The Fulbright program is the flagship international educational exchange program sponsored by the U.S. government and is designed to increase mutual understanding between the people of the United States and the people of other countries. Recipients of Fulbright grants are selected on the basis of academic or professional achievement, as well as demonstrated leadership potential in their fields. The program operates in more than 160 countries worldwide.

This year’s Fulbright recipients from Brown will travel to 27 countries across Asia, Latin America and Europe to conduct independent research, pursue graduate study or teach English. Taiwan will host four Brown recipients, and Japan, Spain, the United Kingdom and Indonesia will each host three. Teaching assistantship awardees will provide classroom instruction and share cultural perspectives about the U.S. in contexts ranging from elementary schools in rural villages to high schools and adult education centers in big cities. Other recipients will pursue research projects across a range of academic fields, from psychology and geology to international relations and the theatre.

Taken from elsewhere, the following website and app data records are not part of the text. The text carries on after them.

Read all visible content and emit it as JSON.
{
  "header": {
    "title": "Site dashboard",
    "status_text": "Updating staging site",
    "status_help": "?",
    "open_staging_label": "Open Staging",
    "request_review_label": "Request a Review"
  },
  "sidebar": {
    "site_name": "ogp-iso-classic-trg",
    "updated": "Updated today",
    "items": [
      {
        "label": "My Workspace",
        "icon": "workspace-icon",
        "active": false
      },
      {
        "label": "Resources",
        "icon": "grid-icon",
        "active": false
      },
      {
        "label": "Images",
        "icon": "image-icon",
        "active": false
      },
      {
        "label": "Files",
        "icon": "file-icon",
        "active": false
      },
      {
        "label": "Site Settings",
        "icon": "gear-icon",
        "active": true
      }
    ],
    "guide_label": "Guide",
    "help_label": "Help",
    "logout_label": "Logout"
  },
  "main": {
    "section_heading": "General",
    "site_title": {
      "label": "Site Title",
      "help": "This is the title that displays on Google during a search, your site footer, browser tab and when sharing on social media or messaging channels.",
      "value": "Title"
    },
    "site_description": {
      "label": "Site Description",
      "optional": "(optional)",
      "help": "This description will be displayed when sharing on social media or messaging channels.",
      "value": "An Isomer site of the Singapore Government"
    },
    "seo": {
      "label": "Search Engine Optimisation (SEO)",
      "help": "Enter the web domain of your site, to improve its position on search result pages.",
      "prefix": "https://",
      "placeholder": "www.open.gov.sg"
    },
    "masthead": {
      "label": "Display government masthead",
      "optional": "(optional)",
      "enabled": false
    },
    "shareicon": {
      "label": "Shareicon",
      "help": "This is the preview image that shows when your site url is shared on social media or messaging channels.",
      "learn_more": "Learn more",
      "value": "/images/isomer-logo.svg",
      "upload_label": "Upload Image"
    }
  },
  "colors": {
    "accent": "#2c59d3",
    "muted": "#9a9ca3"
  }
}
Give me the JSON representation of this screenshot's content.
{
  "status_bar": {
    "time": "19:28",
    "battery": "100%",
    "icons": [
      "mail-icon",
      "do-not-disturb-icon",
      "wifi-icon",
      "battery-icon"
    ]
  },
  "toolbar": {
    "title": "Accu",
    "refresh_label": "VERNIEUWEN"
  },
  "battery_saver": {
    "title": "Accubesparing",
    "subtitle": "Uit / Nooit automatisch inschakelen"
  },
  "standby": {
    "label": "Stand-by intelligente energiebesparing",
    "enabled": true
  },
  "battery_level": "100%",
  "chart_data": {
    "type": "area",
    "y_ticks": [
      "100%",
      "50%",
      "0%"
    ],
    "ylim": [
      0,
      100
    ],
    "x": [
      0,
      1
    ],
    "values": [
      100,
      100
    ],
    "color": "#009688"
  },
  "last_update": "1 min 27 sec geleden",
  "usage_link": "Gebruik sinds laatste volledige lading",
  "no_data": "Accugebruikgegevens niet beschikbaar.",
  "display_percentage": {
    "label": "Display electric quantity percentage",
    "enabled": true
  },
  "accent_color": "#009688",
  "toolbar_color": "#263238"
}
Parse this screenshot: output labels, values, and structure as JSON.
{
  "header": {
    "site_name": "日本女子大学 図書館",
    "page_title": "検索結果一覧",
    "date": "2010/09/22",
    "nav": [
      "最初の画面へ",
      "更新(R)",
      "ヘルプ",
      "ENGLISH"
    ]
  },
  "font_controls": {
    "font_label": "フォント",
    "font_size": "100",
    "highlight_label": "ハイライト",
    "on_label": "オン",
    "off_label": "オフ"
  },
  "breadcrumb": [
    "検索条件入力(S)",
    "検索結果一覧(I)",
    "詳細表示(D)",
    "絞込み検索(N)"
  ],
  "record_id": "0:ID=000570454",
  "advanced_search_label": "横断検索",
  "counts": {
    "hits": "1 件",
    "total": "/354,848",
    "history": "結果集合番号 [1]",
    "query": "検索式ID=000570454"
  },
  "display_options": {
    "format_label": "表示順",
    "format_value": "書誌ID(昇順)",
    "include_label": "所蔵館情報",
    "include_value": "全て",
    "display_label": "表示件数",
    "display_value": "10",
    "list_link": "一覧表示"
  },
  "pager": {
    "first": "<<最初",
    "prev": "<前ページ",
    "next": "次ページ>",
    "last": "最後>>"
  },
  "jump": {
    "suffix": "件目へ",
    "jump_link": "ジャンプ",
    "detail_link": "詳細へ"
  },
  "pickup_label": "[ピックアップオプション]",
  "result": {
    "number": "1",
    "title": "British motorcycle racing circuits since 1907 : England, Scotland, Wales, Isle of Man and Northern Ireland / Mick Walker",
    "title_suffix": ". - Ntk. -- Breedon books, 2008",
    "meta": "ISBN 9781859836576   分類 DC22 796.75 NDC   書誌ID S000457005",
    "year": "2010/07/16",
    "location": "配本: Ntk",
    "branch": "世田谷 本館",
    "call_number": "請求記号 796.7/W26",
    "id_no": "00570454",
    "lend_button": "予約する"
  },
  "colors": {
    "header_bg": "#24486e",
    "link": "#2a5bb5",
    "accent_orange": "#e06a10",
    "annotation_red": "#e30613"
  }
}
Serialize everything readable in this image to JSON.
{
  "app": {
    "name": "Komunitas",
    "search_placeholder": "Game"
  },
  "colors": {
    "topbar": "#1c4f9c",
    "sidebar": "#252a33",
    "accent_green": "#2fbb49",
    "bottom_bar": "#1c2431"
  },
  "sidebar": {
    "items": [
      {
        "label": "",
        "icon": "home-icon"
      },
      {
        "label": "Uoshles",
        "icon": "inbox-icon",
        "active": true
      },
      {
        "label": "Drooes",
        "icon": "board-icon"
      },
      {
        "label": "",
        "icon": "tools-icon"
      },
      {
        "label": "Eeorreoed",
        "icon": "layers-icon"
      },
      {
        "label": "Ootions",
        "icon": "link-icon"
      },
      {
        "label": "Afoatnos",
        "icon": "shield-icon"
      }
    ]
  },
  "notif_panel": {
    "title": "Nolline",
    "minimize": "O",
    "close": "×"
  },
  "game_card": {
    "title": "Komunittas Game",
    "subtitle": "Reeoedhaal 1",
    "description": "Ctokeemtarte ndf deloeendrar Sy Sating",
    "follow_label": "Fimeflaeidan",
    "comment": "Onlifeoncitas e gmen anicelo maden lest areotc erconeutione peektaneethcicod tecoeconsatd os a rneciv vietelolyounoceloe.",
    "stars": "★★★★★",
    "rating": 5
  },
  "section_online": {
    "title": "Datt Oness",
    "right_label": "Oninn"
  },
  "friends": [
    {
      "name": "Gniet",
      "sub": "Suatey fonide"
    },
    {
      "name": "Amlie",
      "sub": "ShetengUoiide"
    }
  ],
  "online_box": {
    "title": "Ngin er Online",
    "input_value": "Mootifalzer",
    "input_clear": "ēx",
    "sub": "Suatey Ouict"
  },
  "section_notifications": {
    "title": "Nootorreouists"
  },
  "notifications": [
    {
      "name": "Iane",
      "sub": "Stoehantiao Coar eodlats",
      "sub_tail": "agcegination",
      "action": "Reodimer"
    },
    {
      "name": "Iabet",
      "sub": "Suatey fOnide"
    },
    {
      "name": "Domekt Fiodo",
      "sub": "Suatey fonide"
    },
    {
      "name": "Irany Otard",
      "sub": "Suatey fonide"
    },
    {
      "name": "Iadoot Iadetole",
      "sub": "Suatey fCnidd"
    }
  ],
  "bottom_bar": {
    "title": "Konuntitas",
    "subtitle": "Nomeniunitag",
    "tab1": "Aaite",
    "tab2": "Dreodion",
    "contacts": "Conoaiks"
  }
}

Rakan Aboneaaj, a Fulbright recipient who graduated from Brown in May, will travel to São Paulo, Brazil, to study the identities of Arabs in Brazil, looking specifically at Syrian refugees and their relationship to the much older Arab-Brazilian immigrant community. The project will offer the opportunity to combine his work in Middle East studies with his prior experience studying at Pontifical Catholic University of Rio de Janeiro as part of Brown’s semester abroad program in Brazil.

Aboneaaj said he hopes to add to current research about identity production during displacement and diaspora, a topic important to his own identity as a second-generation Palestinian.

“Brown afforded me the opportunity to study in Brazil even while pursuing a concentration in Middle East studies and then provided me the support I needed to channel these varied academic experiences into a cohesive research project,” Aboneaaj said. “As someone fascinated by Brazilian society, but with no personal connection to the country, I am extremely excited to be pursuing a project in Brazil that ties into my own cultural identity as an Arab.”

Melanie White, a doctoral student in the Department of Africana Studies, was awarded a Fulbright to conduct dissertation research in the city of Bluefields on Nicaragua’s Caribbean coast. Her dissertation project is an ethnographic analysis of how black women who are visual artists in Bluefields imagine what alternative life arrangements could look like for the black and indigenous peoples of the region.

White said she has been planning to conduct this research since her early years as an undergraduate at the University of Pennsylvania.

“As a Fulbright scholar, I hope to advance the program’s goals of intercultural relations and competence through my dissertation project and later in my teaching,” she said. “As a second-generation Afro-Nicaraguan woman, I feel very fortunate to have the opportunity to learn more about where my family is from, to aid in local struggles there through my academic work and to be able to share this knowledge in my communities in the United States.”

This year's undergraduate and recent graduate Fulbright Scholars are:

Rakan Aboneaaj (Brazil)

Melanie Ambler (France)

Shade Au (Taiwan)

Ashley Bang (Taiwan)

Isabelle Bauman (Denmark)

Karisma Rani Chhabria (India)

Eojin Choi (Poland)

Jacinta Clay (Norway)

Rachaell Diaz (México)

Sonia Geba (Ukraine)

Makedah Hughes (France)

Julian Jacobs (Belgium)

Jacob Jamison (Germany)

Ricardo Jaramillo (México)

Kiyomasa Kuwana (South Korea)

Tomiyuri Lewis (Thailand)

Mark Liang (Macau)

Jonathan Lujan (Taiwan)

Molly Magid (New Zealand)

Marcus Mamourian (Germany)

Hope McGovern (Austria)

Hafsa Moinuddin (Malaysia)

Jack Morris (Brazil)

Giovanni Santiago (Spain)

Kaia Sargent (Netherlands)

Evan Silver (Indonesia)

Lucy Srour (Indonesia)

Emily Sun (Spain)

Signe Swanson (Ukraine)

Shanze Tahir (Indonesia)

Yesenia Valverde (Malaysia)

Kit Sum Wu (Japan)

Dorothy Yam (Russia)

Daniel Youkilis (Russia)

Crystal Zhang (Japan)

Aaren Zhu (China)

This year's graduate student Fulbright Scholars are:

Keegan Cothern (Japan)

Melanie White (Nicaragua)